How light counts as a pollutant
Even though it’s seemingly harmless, especially when compared to toxic emissions or garbage in natural environments, excess light does indeed pollute our natural environments in several ways.
Artificial light competes with starlight in the night sky, therefore hindering astronomical observation. If I can’t see the Big Dipper when I’m taking out the trash at night, it’s a real bummer. For me, at least.
Artificial light disrupts ecosystems that have not evolved fast enough to adapt to it, causing negative ecological implications for tons of organisms, like mammals (even you and me), bacteria, and more. According to Franz Holker of the Leibniz-Institute of Freshwater Ecology and Inland Fisheries, artificial light “may reshape entire social ecological systems”—though a vague statement, I can tell you that this is not a good thing. Many animals (especially nocturnal ones) depend on light signals from their natural environment to tell them when it is safe to hunt or when it is time to change habitat.
Excess light results in over-illumination, which is also quite wasteful, as it is responsible for approximately two million barrels of oil per day in energy wasted in the United States. This is not only bad for the environment, but it’s not very nice to our wallets, either. That is oil and money that we are throwing away (or maybe setting alight… get it?).
Glare, or light aimed directly into your eyes, can be a public health hazard. Mario Motta of the Massachusetts Medical Society states that being partially blinded via glare can cause eye strain, which in turn may cause further damage. And have you ever had a headache caused by eye strain? Let me tell you, it is not a good time.
This is a complex topic, so there is a lot more to it, but you get the idea. Light pollution is pervasive in today’s society, and it’s not great for a variety of reasons. So, International Dark Sky Week was established and supported by organizations like the International Dark-Sky Association (IDA) in an effort to “temporarily reduce light pollution and raise awareness about its effects on the night sky, encourage the use of better lighting systems that direct light downward instead of into the sky, and promote the study of astronomy”. Dark sky advocates decided that it was necessary to dedicate this week in April to get ordinary folks like you and me to realize the issues that light pollution causes (and to check out the cosmos, which is super cool). That then begs the question...

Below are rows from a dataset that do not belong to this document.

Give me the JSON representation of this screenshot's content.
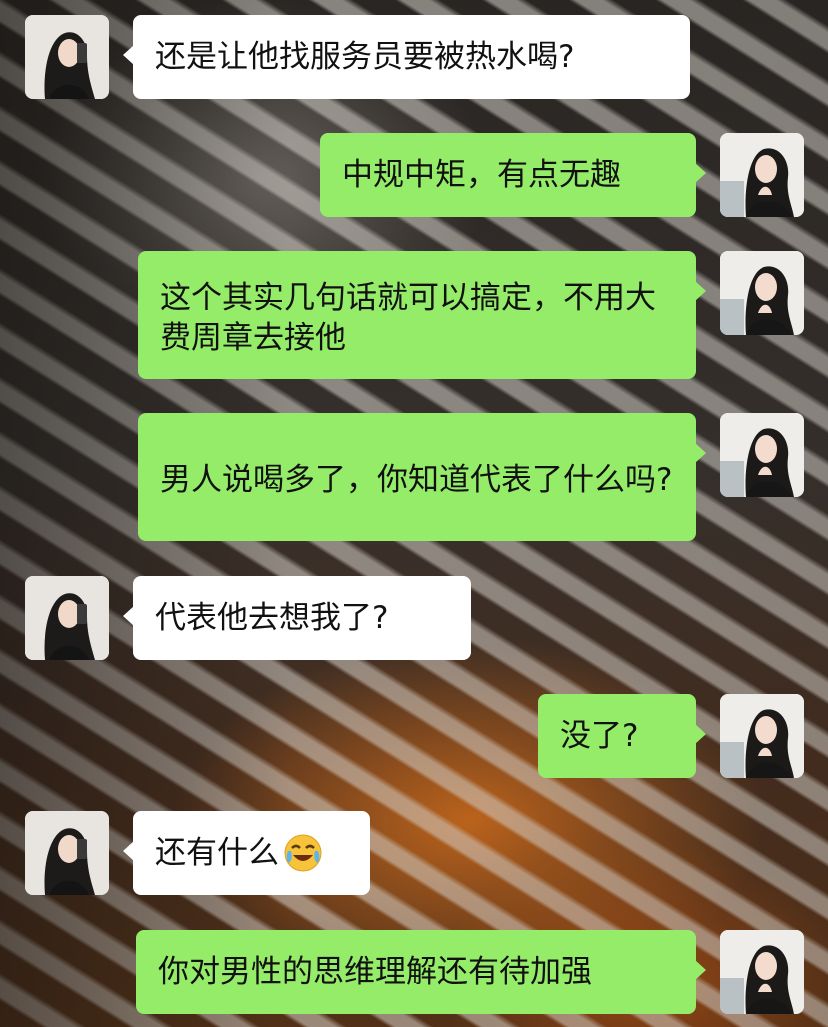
{
  "chat": {
    "messages": [
      {
        "sender": "other",
        "text": "还是让他找服务员要被热水喝?"
      },
      {
        "sender": "self",
        "text": "中规中矩，有点无趣"
      },
      {
        "sender": "self",
        "text": "这个其实几句话就可以搞定，不用大费周章去接他"
      },
      {
        "sender": "self",
        "text": "男人说喝多了，你知道代表了什么吗?"
      },
      {
        "sender": "other",
        "text": "代表他去想我了?"
      },
      {
        "sender": "self",
        "text": "没了?"
      },
      {
        "sender": "other",
        "text": "还有什么",
        "emoji": "face-with-tears-of-joy-crying-icon"
      },
      {
        "sender": "self",
        "text": "你对男性的思维理解还有待加强"
      }
    ]
  },
  "colors": {
    "self_bubble": "#95ec69",
    "other_bubble": "#ffffff"
  }
}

What can you do about light pollution?
IDA provides some guidance on what sort of lighting is better for the environment, so you can look into what options might suit you and your budget.
You can become a citizen scientist and help IDA to measure light pollution in various parts of the country. Don’t knock it till you try it, either—data collection is a total blast, especially when you get to look at the stars!
For as wild a ride as the COVID-19 pandemic has been, one perk is that it has helped reduce light pollution, at least in the UK. According to the BBC, “The annual star count [in the UK] shows a 10% drop in severe light pollution compared to 2020—meaning the UK saw the largest percentage of truly dark skies since 2013.” What’s more, Wales is spearheading the effort to decrease light pollution worldwide, having attained “exceptional dark sky conditions” in 68% of the country. I say we follow their lead.
As fans of good stargazing, it goes without saying that here at Friends of the Owyhee, we are adamant natural dark sky advocates. If you’d like to learn more about stargazing, you can sign up for our Introduction to Stargazing and Natural Night Skies class on May 19, or check out our YouTube channel for the classes from March and April. If you’d like to know more or just chat, feel free to give me a shout via email: firstname.lastname@example.org.